This course sequence is designed for students in the master's program who wish to work with a faculty advisor to conduct significant, original independent research in the field of applied and computational mathematics (each course is one semester). A sequence may be used to fulfill two courses within the 700-level course requirements for the master's degree; only one sequence may count towards the degree. For sequence 625.801-802, the student will produce a technical paper for submission to a journal or to a conference with accompanied refereed proceedings. The intent of the research is to expand the body of knowledge in the broad area of applied mathematics, with the research leading to professional-quality documentation.
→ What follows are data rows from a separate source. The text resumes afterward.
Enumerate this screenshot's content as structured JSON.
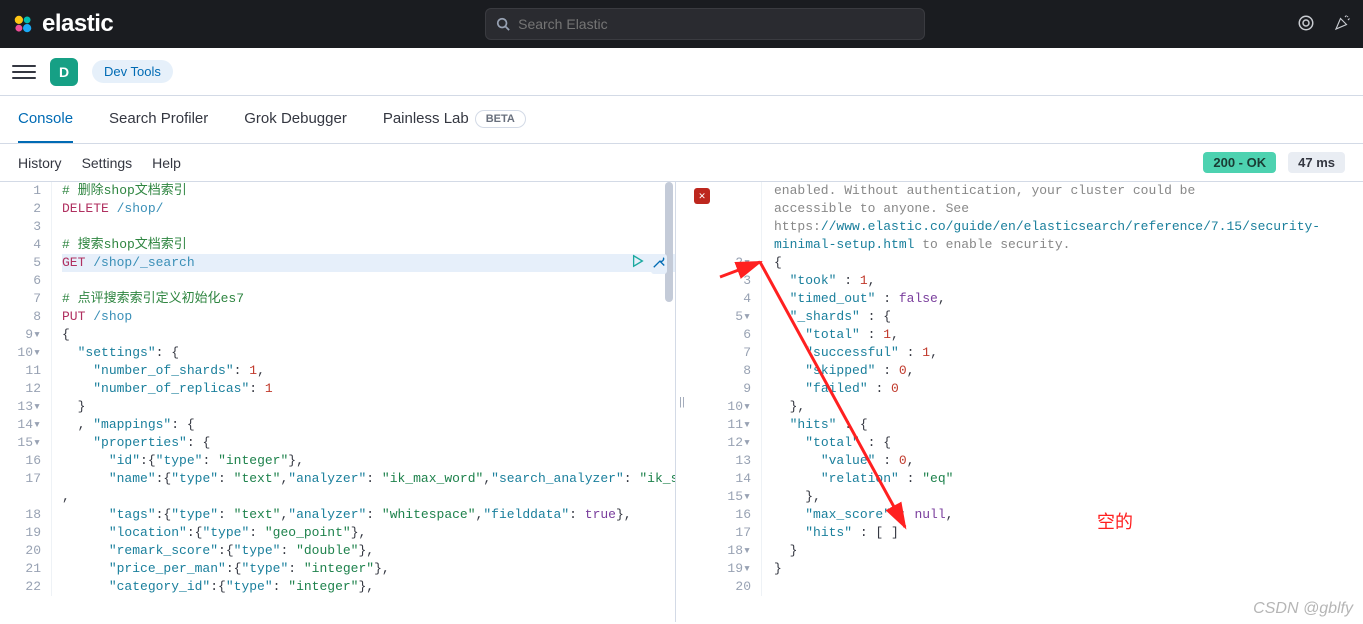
{
  "topbar": {
    "brand": "elastic",
    "search_placeholder": "Search Elastic"
  },
  "header": {
    "avatar_letter": "D",
    "breadcrumb": "Dev Tools"
  },
  "tabs": {
    "items": [
      {
        "label": "Console",
        "active": true
      },
      {
        "label": "Search Profiler",
        "active": false
      },
      {
        "label": "Grok Debugger",
        "active": false
      },
      {
        "label": "Painless Lab",
        "active": false,
        "beta": true
      }
    ],
    "beta_label": "BETA"
  },
  "subbar": {
    "links": [
      "History",
      "Settings",
      "Help"
    ],
    "status": "200 - OK",
    "timing": "47 ms"
  },
  "editor": {
    "lines": [
      {
        "n": 1,
        "tokens": [
          {
            "t": "# 删除shop文档索引",
            "c": "comment"
          }
        ]
      },
      {
        "n": 2,
        "tokens": [
          {
            "t": "DELETE ",
            "c": "method"
          },
          {
            "t": "/shop/",
            "c": "path"
          }
        ]
      },
      {
        "n": 3,
        "tokens": []
      },
      {
        "n": 4,
        "tokens": [
          {
            "t": "# 搜索shop文档索引",
            "c": "comment"
          }
        ]
      },
      {
        "n": 5,
        "tokens": [
          {
            "t": "GET ",
            "c": "method"
          },
          {
            "t": "/shop/_search",
            "c": "path"
          }
        ],
        "active": true
      },
      {
        "n": 6,
        "tokens": []
      },
      {
        "n": 7,
        "tokens": [
          {
            "t": "# 点评搜索索引定义初始化es7",
            "c": "comment"
          }
        ]
      },
      {
        "n": 8,
        "tokens": [
          {
            "t": "PUT ",
            "c": "method"
          },
          {
            "t": "/shop",
            "c": "path"
          }
        ]
      },
      {
        "n": 9,
        "tokens": [
          {
            "t": "{",
            "c": ""
          }
        ],
        "fold": true
      },
      {
        "n": 10,
        "tokens": [
          {
            "t": "  ",
            "c": ""
          },
          {
            "t": "\"settings\"",
            "c": "key"
          },
          {
            "t": ": {",
            "c": ""
          }
        ],
        "fold": true
      },
      {
        "n": 11,
        "tokens": [
          {
            "t": "    ",
            "c": ""
          },
          {
            "t": "\"number_of_shards\"",
            "c": "key"
          },
          {
            "t": ": ",
            "c": ""
          },
          {
            "t": "1",
            "c": "num"
          },
          {
            "t": ",",
            "c": ""
          }
        ]
      },
      {
        "n": 12,
        "tokens": [
          {
            "t": "    ",
            "c": ""
          },
          {
            "t": "\"number_of_replicas\"",
            "c": "key"
          },
          {
            "t": ": ",
            "c": ""
          },
          {
            "t": "1",
            "c": "num"
          }
        ]
      },
      {
        "n": 13,
        "tokens": [
          {
            "t": "  }",
            "c": ""
          }
        ],
        "fold": true
      },
      {
        "n": 14,
        "tokens": [
          {
            "t": "  , ",
            "c": ""
          },
          {
            "t": "\"mappings\"",
            "c": "key"
          },
          {
            "t": ": {",
            "c": ""
          }
        ],
        "fold": true
      },
      {
        "n": 15,
        "tokens": [
          {
            "t": "    ",
            "c": ""
          },
          {
            "t": "\"properties\"",
            "c": "key"
          },
          {
            "t": ": {",
            "c": ""
          }
        ],
        "fold": true
      },
      {
        "n": 16,
        "tokens": [
          {
            "t": "      ",
            "c": ""
          },
          {
            "t": "\"id\"",
            "c": "key"
          },
          {
            "t": ":{",
            "c": ""
          },
          {
            "t": "\"type\"",
            "c": "key"
          },
          {
            "t": ": ",
            "c": ""
          },
          {
            "t": "\"integer\"",
            "c": "str"
          },
          {
            "t": "},",
            "c": ""
          }
        ]
      },
      {
        "n": 17,
        "tokens": [
          {
            "t": "      ",
            "c": ""
          },
          {
            "t": "\"name\"",
            "c": "key"
          },
          {
            "t": ":{",
            "c": ""
          },
          {
            "t": "\"type\"",
            "c": "key"
          },
          {
            "t": ": ",
            "c": ""
          },
          {
            "t": "\"text\"",
            "c": "str"
          },
          {
            "t": ",",
            "c": ""
          },
          {
            "t": "\"analyzer\"",
            "c": "key"
          },
          {
            "t": ": ",
            "c": ""
          },
          {
            "t": "\"ik_max_word\"",
            "c": "str"
          },
          {
            "t": ",",
            "c": ""
          },
          {
            "t": "\"search_analyzer\"",
            "c": "key"
          },
          {
            "t": ": ",
            "c": ""
          },
          {
            "t": "\"ik_smart\"",
            "c": "str"
          },
          {
            "t": "}",
            "c": ""
          }
        ]
      },
      {
        "n": "",
        "tokens": [
          {
            "t": ",",
            "c": ""
          }
        ]
      },
      {
        "n": 18,
        "tokens": [
          {
            "t": "      ",
            "c": ""
          },
          {
            "t": "\"tags\"",
            "c": "key"
          },
          {
            "t": ":{",
            "c": ""
          },
          {
            "t": "\"type\"",
            "c": "key"
          },
          {
            "t": ": ",
            "c": ""
          },
          {
            "t": "\"text\"",
            "c": "str"
          },
          {
            "t": ",",
            "c": ""
          },
          {
            "t": "\"analyzer\"",
            "c": "key"
          },
          {
            "t": ": ",
            "c": ""
          },
          {
            "t": "\"whitespace\"",
            "c": "str"
          },
          {
            "t": ",",
            "c": ""
          },
          {
            "t": "\"fielddata\"",
            "c": "key"
          },
          {
            "t": ": ",
            "c": ""
          },
          {
            "t": "true",
            "c": "bool"
          },
          {
            "t": "},",
            "c": ""
          }
        ]
      },
      {
        "n": 19,
        "tokens": [
          {
            "t": "      ",
            "c": ""
          },
          {
            "t": "\"location\"",
            "c": "key"
          },
          {
            "t": ":{",
            "c": ""
          },
          {
            "t": "\"type\"",
            "c": "key"
          },
          {
            "t": ": ",
            "c": ""
          },
          {
            "t": "\"geo_point\"",
            "c": "str"
          },
          {
            "t": "},",
            "c": ""
          }
        ]
      },
      {
        "n": 20,
        "tokens": [
          {
            "t": "      ",
            "c": ""
          },
          {
            "t": "\"remark_score\"",
            "c": "key"
          },
          {
            "t": ":{",
            "c": ""
          },
          {
            "t": "\"type\"",
            "c": "key"
          },
          {
            "t": ": ",
            "c": ""
          },
          {
            "t": "\"double\"",
            "c": "str"
          },
          {
            "t": "},",
            "c": ""
          }
        ]
      },
      {
        "n": 21,
        "tokens": [
          {
            "t": "      ",
            "c": ""
          },
          {
            "t": "\"price_per_man\"",
            "c": "key"
          },
          {
            "t": ":{",
            "c": ""
          },
          {
            "t": "\"type\"",
            "c": "key"
          },
          {
            "t": ": ",
            "c": ""
          },
          {
            "t": "\"integer\"",
            "c": "str"
          },
          {
            "t": "},",
            "c": ""
          }
        ]
      },
      {
        "n": 22,
        "tokens": [
          {
            "t": "      ",
            "c": ""
          },
          {
            "t": "\"category_id\"",
            "c": "key"
          },
          {
            "t": ":{",
            "c": ""
          },
          {
            "t": "\"type\"",
            "c": "key"
          },
          {
            "t": ": ",
            "c": ""
          },
          {
            "t": "\"integer\"",
            "c": "str"
          },
          {
            "t": "},",
            "c": ""
          }
        ]
      }
    ]
  },
  "response": {
    "pre_text": "enabled. Without authentication, your cluster could be accessible to anyone. See https://www.elastic.co/guide/en/elasticsearch/reference/7.15/security-minimal-setup.html to enable security.",
    "lines": [
      {
        "n": 2,
        "tokens": [
          {
            "t": "{",
            "c": ""
          }
        ],
        "fold": true
      },
      {
        "n": 3,
        "tokens": [
          {
            "t": "  ",
            "c": ""
          },
          {
            "t": "\"took\"",
            "c": "key"
          },
          {
            "t": " : ",
            "c": ""
          },
          {
            "t": "1",
            "c": "num"
          },
          {
            "t": ",",
            "c": ""
          }
        ]
      },
      {
        "n": 4,
        "tokens": [
          {
            "t": "  ",
            "c": ""
          },
          {
            "t": "\"timed_out\"",
            "c": "key"
          },
          {
            "t": " : ",
            "c": ""
          },
          {
            "t": "false",
            "c": "bool"
          },
          {
            "t": ",",
            "c": ""
          }
        ]
      },
      {
        "n": 5,
        "tokens": [
          {
            "t": "  ",
            "c": ""
          },
          {
            "t": "\"_shards\"",
            "c": "key"
          },
          {
            "t": " : {",
            "c": ""
          }
        ],
        "fold": true
      },
      {
        "n": 6,
        "tokens": [
          {
            "t": "    ",
            "c": ""
          },
          {
            "t": "\"total\"",
            "c": "key"
          },
          {
            "t": " : ",
            "c": ""
          },
          {
            "t": "1",
            "c": "num"
          },
          {
            "t": ",",
            "c": ""
          }
        ]
      },
      {
        "n": 7,
        "tokens": [
          {
            "t": "    ",
            "c": ""
          },
          {
            "t": "\"successful\"",
            "c": "key"
          },
          {
            "t": " : ",
            "c": ""
          },
          {
            "t": "1",
            "c": "num"
          },
          {
            "t": ",",
            "c": ""
          }
        ]
      },
      {
        "n": 8,
        "tokens": [
          {
            "t": "    ",
            "c": ""
          },
          {
            "t": "\"skipped\"",
            "c": "key"
          },
          {
            "t": " : ",
            "c": ""
          },
          {
            "t": "0",
            "c": "num"
          },
          {
            "t": ",",
            "c": ""
          }
        ]
      },
      {
        "n": 9,
        "tokens": [
          {
            "t": "    ",
            "c": ""
          },
          {
            "t": "\"failed\"",
            "c": "key"
          },
          {
            "t": " : ",
            "c": ""
          },
          {
            "t": "0",
            "c": "num"
          }
        ]
      },
      {
        "n": 10,
        "tokens": [
          {
            "t": "  },",
            "c": ""
          }
        ],
        "fold": true
      },
      {
        "n": 11,
        "tokens": [
          {
            "t": "  ",
            "c": ""
          },
          {
            "t": "\"hits\"",
            "c": "key"
          },
          {
            "t": " : {",
            "c": ""
          }
        ],
        "fold": true
      },
      {
        "n": 12,
        "tokens": [
          {
            "t": "    ",
            "c": ""
          },
          {
            "t": "\"total\"",
            "c": "key"
          },
          {
            "t": " : {",
            "c": ""
          }
        ],
        "fold": true
      },
      {
        "n": 13,
        "tokens": [
          {
            "t": "      ",
            "c": ""
          },
          {
            "t": "\"value\"",
            "c": "key"
          },
          {
            "t": " : ",
            "c": ""
          },
          {
            "t": "0",
            "c": "num"
          },
          {
            "t": ",",
            "c": ""
          }
        ]
      },
      {
        "n": 14,
        "tokens": [
          {
            "t": "      ",
            "c": ""
          },
          {
            "t": "\"relation\"",
            "c": "key"
          },
          {
            "t": " : ",
            "c": ""
          },
          {
            "t": "\"eq\"",
            "c": "str"
          }
        ]
      },
      {
        "n": 15,
        "tokens": [
          {
            "t": "    },",
            "c": ""
          }
        ],
        "fold": true
      },
      {
        "n": 16,
        "tokens": [
          {
            "t": "    ",
            "c": ""
          },
          {
            "t": "\"max_score\"",
            "c": "key"
          },
          {
            "t": " : ",
            "c": ""
          },
          {
            "t": "null",
            "c": "bool"
          },
          {
            "t": ",",
            "c": ""
          }
        ]
      },
      {
        "n": 17,
        "tokens": [
          {
            "t": "    ",
            "c": ""
          },
          {
            "t": "\"hits\"",
            "c": "key"
          },
          {
            "t": " : [ ]",
            "c": ""
          }
        ]
      },
      {
        "n": 18,
        "tokens": [
          {
            "t": "  }",
            "c": ""
          }
        ],
        "fold": true
      },
      {
        "n": 19,
        "tokens": [
          {
            "t": "}",
            "c": ""
          }
        ],
        "fold": true
      },
      {
        "n": 20,
        "tokens": []
      }
    ]
  },
  "annotation": {
    "text": "空的"
  },
  "watermark": "CSDN @gblfy"
}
Students with a potential interest in pursuing a doctoral degree at JHU, or another university, should consider enrolling in either this sequence or 625.803-625.804 to gain familiarity with the research process (doctoral intentions are not a requirement for enrollment).
Course prerequisites: 
Completion of at least six courses towards the Master of Science, including 625.401 Real Analysis and/or 625.409 Matrix Theory, 625.403 (Statistical Methods and Data Analysis), and at least one of the following three two-semester sequences: 625.717-718 Advanced Differential Equations: Partial Differential Equations and Nonlinear Differential Equations and Dynamical Systems, 625.721-722 Probability and Stochastic Processes I and II, or 625.725-726 Theory of Statistics I and II). It is recommended that the sequence represent the final two courses of the degree
Course notes: 
The student must identify a potential research advisor from the Applied and Computational Mathematics Research Faculty (ep.jhu.edu/acm-research) to initiate the approval procedure prior to enrollment in the chosen course sequence; enrollment may only occur after approval. A full description of the process and requirements can be found at ep.jhu.edu/acm-process.
Course instructor: 
Member of ACM Research Faculty
Course all programs: 
Applied and Computational Mathematics